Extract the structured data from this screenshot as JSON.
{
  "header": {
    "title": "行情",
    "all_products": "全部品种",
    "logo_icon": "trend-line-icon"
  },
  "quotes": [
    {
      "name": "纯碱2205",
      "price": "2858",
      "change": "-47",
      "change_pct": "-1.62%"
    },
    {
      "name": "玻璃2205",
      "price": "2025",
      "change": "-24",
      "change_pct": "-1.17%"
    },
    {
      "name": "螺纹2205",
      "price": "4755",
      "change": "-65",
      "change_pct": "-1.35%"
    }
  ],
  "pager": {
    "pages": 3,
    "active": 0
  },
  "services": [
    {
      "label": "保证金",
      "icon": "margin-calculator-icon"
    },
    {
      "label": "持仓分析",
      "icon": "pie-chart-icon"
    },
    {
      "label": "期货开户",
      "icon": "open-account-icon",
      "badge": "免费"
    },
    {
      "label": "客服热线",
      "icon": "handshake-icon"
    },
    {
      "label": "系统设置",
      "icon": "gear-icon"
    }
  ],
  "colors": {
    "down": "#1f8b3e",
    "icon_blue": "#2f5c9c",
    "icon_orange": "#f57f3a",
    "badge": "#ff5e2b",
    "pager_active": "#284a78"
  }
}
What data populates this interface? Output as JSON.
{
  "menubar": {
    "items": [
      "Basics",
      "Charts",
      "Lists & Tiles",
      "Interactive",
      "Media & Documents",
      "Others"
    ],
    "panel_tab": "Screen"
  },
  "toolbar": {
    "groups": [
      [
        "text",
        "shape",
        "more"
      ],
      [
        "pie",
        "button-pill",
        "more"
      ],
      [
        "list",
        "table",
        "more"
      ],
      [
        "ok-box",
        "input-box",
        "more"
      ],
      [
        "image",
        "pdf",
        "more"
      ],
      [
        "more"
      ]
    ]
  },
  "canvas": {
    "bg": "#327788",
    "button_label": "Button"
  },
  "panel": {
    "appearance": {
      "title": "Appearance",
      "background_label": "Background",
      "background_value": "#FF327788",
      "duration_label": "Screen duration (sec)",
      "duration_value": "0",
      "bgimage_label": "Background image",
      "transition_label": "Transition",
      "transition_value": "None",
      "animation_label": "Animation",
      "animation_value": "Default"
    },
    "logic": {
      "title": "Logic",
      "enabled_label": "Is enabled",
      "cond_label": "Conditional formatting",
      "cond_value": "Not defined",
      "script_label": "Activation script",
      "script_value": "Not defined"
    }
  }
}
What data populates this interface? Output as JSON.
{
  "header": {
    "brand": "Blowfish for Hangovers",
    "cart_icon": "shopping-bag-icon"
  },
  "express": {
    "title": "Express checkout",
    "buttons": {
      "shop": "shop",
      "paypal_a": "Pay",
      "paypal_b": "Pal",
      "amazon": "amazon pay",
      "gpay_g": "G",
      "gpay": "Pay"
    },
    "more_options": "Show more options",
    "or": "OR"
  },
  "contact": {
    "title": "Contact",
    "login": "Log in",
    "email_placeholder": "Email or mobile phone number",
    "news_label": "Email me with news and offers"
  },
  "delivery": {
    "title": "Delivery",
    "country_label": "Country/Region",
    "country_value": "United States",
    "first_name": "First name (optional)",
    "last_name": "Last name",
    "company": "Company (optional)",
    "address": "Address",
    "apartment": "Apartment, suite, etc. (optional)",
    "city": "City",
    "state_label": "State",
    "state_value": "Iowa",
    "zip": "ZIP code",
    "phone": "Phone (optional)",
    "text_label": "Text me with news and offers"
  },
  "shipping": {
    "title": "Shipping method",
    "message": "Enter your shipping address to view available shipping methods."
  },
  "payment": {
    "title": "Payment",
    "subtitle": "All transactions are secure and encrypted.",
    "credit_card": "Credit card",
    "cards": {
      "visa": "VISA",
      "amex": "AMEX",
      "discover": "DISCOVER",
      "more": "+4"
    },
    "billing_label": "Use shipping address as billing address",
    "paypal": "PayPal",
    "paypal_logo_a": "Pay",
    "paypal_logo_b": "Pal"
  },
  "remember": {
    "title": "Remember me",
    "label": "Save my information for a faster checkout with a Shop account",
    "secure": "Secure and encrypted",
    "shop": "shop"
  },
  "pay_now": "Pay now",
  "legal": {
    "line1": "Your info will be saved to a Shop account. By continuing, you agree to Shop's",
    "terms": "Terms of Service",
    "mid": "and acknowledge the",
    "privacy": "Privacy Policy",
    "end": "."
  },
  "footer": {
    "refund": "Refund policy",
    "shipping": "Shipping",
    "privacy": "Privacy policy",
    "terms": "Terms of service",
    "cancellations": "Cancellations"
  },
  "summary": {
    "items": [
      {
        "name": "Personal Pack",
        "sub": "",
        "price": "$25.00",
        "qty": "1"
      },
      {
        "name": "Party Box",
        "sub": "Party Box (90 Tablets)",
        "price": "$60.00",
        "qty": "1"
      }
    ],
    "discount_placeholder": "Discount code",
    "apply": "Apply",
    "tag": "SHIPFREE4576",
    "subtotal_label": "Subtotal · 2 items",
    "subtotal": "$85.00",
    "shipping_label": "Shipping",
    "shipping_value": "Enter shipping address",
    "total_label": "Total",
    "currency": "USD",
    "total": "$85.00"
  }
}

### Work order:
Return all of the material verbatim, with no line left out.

### Expected answer:
Extract the structured data from this screenshot as JSON.
{
  "header": {
    "title": "行情",
    "all_products": "全部品种",
    "logo_icon": "trend-line-icon"
  },
  "quotes": [
    {
      "name": "纯碱2205",
      "price": "2858",
      "change": "-47",
      "change_pct": "-1.62%"
    },
    {
      "name": "玻璃2205",
      "price": "2025",
      "change": "-24",
      "change_pct": "-1.17%"
    },
    {
      "name": "螺纹2205",
      "price": "4755",
      "change": "-65",
      "change_pct": "-1.35%"
    }
  ],
  "pager": {
    "pages": 3,
    "active": 0
  },
  "services": [
    {
      "label": "保证金",
      "icon": "margin-calculator-icon"
    },
    {
      "label": "持仓分析",
      "icon": "pie-chart-icon"
    },
    {
      "label": "期货开户",
      "icon": "open-account-icon",
      "badge": "免费"
    },
    {
      "label": "客服热线",
      "icon": "handshake-icon"
    },
    {
      "label": "系统设置",
      "icon": "gear-icon"
    }
  ],
  "colors": {
    "down": "#1f8b3e",
    "icon_blue": "#2f5c9c",
    "icon_orange": "#f57f3a",
    "badge": "#ff5e2b",
    "pager_active": "#284a78"
  }
}
What data populates this interface? Output as JSON.
{
  "menubar": {
    "items": [
      "Basics",
      "Charts",
      "Lists & Tiles",
      "Interactive",
      "Media & Documents",
      "Others"
    ],
    "panel_tab": "Screen"
  },
  "toolbar": {
    "groups": [
      [
        "text",
        "shape",
        "more"
      ],
      [
        "pie",
        "button-pill",
        "more"
      ],
      [
        "list",
        "table",
        "more"
      ],
      [
        "ok-box",
        "input-box",
        "more"
      ],
      [
        "image",
        "pdf",
        "more"
      ],
      [
        "more"
      ]
    ]
  },
  "canvas": {
    "bg": "#327788",
    "button_label": "Button"
  },
  "panel": {
    "appearance": {
      "title": "Appearance",
      "background_label": "Background",
      "background_value": "#FF327788",
      "duration_label": "Screen duration (sec)",
      "duration_value": "0",
      "bgimage_label": "Background image",
      "transition_label": "Transition",
      "transition_value": "None",
      "animation_label": "Animation",
      "animation_value": "Default"
    },
    "logic": {
      "title": "Logic",
      "enabled_label": "Is enabled",
      "cond_label": "Conditional formatting",
      "cond_value": "Not defined",
      "script_label": "Activation script",
      "script_value": "Not defined"
    }
  }
}
What data populates this interface? Output as JSON.
{
  "header": {
    "brand": "Blowfish for Hangovers",
    "cart_icon": "shopping-bag-icon"
  },
  "express": {
    "title": "Express checkout",
    "buttons": {
      "shop": "shop",
      "paypal_a": "Pay",
      "paypal_b": "Pal",
      "amazon": "amazon pay",
      "gpay_g": "G",
      "gpay": "Pay"
    },
    "more_options": "Show more options",
    "or": "OR"
  },
  "contact": {
    "title": "Contact",
    "login": "Log in",
    "email_placeholder": "Email or mobile phone number",
    "news_label": "Email me with news and offers"
  },
  "delivery": {
    "title": "Delivery",
    "country_label": "Country/Region",
    "country_value": "United States",
    "first_name": "First name (optional)",
    "last_name": "Last name",
    "company": "Company (optional)",
    "address": "Address",
    "apartment": "Apartment, suite, etc. (optional)",
    "city": "City",
    "state_label": "State",
    "state_value": "Iowa",
    "zip": "ZIP code",
    "phone": "Phone (optional)",
    "text_label": "Text me with news and offers"
  },
  "shipping": {
    "title": "Shipping method",
    "message": "Enter your shipping address to view available shipping methods."
  },
  "payment": {
    "title": "Payment",
    "subtitle": "All transactions are secure and encrypted.",
    "credit_card": "Credit card",
    "cards": {
      "visa": "VISA",
      "amex": "AMEX",
      "discover": "DISCOVER",
      "more": "+4"
    },
    "billing_label": "Use shipping address as billing address",
    "paypal": "PayPal",
    "paypal_logo_a": "Pay",
    "paypal_logo_b": "Pal"
  },
  "remember": {
    "title": "Remember me",
    "label": "Save my information for a faster checkout with a Shop account",
    "secure": "Secure and encrypted",
    "shop": "shop"
  },
  "pay_now": "Pay now",
  "legal": {
    "line1": "Your info will be saved to a Shop account. By continuing, you agree to Shop's",
    "terms": "Terms of Service",
    "mid": "and acknowledge the",
    "privacy": "Privacy Policy",
    "end": "."
  },
  "footer": {
    "refund": "Refund policy",
    "shipping": "Shipping",
    "privacy": "Privacy policy",
    "terms": "Terms of service",
    "cancellations": "Cancellations"
  },
  "summary": {
    "items": [
      {
        "name": "Personal Pack",
        "sub": "",
        "price": "$25.00",
        "qty": "1"
      },
      {
        "name": "Party Box",
        "sub": "Party Box (90 Tablets)",
        "price": "$60.00",
        "qty": "1"
      }
    ],
    "discount_placeholder": "Discount code",
    "apply": "Apply",
    "tag": "SHIPFREE4576",
    "subtotal_label": "Subtotal · 2 items",
    "subtotal": "$85.00",
    "shipping_label": "Shipping",
    "shipping_value": "Enter shipping address",
    "total_label": "Total",
    "currency": "USD",
    "total": "$85.00"
  }
}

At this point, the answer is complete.